EXERCISE PROMPT: From the entries that follow, work out how many lines contain "space". Write the number only.

──────

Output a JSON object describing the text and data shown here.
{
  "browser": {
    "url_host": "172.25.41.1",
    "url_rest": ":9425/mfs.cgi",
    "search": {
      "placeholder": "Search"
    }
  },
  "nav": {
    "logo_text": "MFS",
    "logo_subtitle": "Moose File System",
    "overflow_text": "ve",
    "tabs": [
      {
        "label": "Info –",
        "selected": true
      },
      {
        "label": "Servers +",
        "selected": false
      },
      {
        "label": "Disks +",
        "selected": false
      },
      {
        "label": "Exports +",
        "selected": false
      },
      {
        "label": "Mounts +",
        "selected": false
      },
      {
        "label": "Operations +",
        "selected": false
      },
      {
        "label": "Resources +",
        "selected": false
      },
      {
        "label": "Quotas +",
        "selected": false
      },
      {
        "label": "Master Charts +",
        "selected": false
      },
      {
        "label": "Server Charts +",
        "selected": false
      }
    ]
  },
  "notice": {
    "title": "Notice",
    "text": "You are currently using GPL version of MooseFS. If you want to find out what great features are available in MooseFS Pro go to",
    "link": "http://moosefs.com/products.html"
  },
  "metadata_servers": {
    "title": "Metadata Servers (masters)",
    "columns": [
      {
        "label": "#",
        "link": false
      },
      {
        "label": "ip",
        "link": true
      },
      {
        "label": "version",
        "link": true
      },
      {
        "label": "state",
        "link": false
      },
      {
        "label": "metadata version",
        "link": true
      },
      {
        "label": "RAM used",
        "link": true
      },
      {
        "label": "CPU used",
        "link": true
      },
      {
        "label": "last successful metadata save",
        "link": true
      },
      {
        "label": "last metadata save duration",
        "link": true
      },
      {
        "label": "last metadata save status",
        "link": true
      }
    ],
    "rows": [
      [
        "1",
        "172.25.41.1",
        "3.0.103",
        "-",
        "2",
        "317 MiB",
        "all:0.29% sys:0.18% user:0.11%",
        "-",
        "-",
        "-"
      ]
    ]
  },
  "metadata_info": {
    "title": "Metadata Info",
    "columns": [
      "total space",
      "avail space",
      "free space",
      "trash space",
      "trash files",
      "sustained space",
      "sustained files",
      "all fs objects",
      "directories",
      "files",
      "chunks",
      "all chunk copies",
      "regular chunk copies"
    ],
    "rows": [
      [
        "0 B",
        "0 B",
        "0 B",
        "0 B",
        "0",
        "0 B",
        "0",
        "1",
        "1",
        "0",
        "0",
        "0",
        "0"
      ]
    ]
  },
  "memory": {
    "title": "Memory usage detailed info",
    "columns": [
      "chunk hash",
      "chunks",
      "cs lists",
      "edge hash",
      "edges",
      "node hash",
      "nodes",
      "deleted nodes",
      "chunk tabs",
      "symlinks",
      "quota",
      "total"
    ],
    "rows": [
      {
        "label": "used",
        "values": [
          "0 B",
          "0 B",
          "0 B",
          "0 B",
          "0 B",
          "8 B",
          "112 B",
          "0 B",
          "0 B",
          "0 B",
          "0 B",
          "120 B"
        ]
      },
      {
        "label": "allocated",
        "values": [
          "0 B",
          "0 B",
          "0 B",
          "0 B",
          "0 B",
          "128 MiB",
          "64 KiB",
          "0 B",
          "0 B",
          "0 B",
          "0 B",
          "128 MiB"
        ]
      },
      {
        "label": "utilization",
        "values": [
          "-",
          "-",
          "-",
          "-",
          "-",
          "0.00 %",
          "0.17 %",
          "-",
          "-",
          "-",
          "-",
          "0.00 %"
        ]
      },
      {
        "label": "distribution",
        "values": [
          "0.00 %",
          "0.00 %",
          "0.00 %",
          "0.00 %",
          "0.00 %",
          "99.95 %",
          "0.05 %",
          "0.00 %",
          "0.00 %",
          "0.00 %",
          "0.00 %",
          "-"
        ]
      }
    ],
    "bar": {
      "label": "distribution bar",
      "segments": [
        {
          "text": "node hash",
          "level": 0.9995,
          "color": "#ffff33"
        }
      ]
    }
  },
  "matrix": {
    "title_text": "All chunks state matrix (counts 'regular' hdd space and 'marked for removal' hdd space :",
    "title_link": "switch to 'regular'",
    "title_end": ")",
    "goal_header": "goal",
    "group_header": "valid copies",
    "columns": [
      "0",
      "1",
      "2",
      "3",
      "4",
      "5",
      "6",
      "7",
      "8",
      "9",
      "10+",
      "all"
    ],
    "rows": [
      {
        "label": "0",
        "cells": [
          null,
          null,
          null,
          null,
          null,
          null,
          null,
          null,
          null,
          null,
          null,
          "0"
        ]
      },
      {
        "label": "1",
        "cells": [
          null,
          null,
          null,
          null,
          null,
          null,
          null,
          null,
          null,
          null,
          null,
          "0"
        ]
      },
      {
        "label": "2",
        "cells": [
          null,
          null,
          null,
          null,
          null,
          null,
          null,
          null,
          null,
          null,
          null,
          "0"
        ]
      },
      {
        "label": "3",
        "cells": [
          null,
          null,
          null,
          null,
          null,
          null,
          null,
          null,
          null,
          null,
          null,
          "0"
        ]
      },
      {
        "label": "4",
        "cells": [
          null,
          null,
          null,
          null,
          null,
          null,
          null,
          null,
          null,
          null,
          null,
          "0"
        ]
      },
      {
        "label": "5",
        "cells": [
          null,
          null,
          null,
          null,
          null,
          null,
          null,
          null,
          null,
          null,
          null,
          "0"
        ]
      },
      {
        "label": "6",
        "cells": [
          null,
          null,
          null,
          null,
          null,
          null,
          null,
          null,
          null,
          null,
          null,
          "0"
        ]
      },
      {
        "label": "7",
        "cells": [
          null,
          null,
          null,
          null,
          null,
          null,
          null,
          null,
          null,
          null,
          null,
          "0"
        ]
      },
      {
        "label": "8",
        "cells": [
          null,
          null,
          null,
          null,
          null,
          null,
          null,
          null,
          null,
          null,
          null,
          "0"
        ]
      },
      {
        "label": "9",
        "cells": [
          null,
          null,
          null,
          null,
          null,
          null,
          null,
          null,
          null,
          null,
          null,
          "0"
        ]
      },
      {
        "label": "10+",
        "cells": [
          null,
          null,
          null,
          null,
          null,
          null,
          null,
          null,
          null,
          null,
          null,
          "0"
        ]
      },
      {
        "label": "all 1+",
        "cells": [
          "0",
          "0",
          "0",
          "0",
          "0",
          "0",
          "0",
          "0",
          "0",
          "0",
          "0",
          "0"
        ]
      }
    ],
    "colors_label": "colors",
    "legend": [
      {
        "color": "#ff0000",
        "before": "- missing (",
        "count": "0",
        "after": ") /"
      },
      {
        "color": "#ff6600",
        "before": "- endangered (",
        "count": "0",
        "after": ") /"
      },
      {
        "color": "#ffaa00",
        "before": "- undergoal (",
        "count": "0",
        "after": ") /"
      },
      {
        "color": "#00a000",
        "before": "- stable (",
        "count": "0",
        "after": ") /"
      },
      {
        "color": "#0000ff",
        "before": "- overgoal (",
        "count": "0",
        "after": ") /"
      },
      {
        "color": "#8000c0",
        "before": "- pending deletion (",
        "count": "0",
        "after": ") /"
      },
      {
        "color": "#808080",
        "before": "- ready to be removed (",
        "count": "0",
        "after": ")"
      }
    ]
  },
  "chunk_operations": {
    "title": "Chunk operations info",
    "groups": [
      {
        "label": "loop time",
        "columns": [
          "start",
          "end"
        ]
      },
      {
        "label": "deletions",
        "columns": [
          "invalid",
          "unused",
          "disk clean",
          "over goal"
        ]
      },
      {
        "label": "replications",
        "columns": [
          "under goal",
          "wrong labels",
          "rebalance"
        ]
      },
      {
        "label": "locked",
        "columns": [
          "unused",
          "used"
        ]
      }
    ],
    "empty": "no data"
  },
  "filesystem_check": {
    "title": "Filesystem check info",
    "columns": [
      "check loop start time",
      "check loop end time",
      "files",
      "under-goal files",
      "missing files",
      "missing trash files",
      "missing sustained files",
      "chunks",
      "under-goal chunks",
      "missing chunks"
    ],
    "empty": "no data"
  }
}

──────

SOLUTION TO THE PROBLEM: 6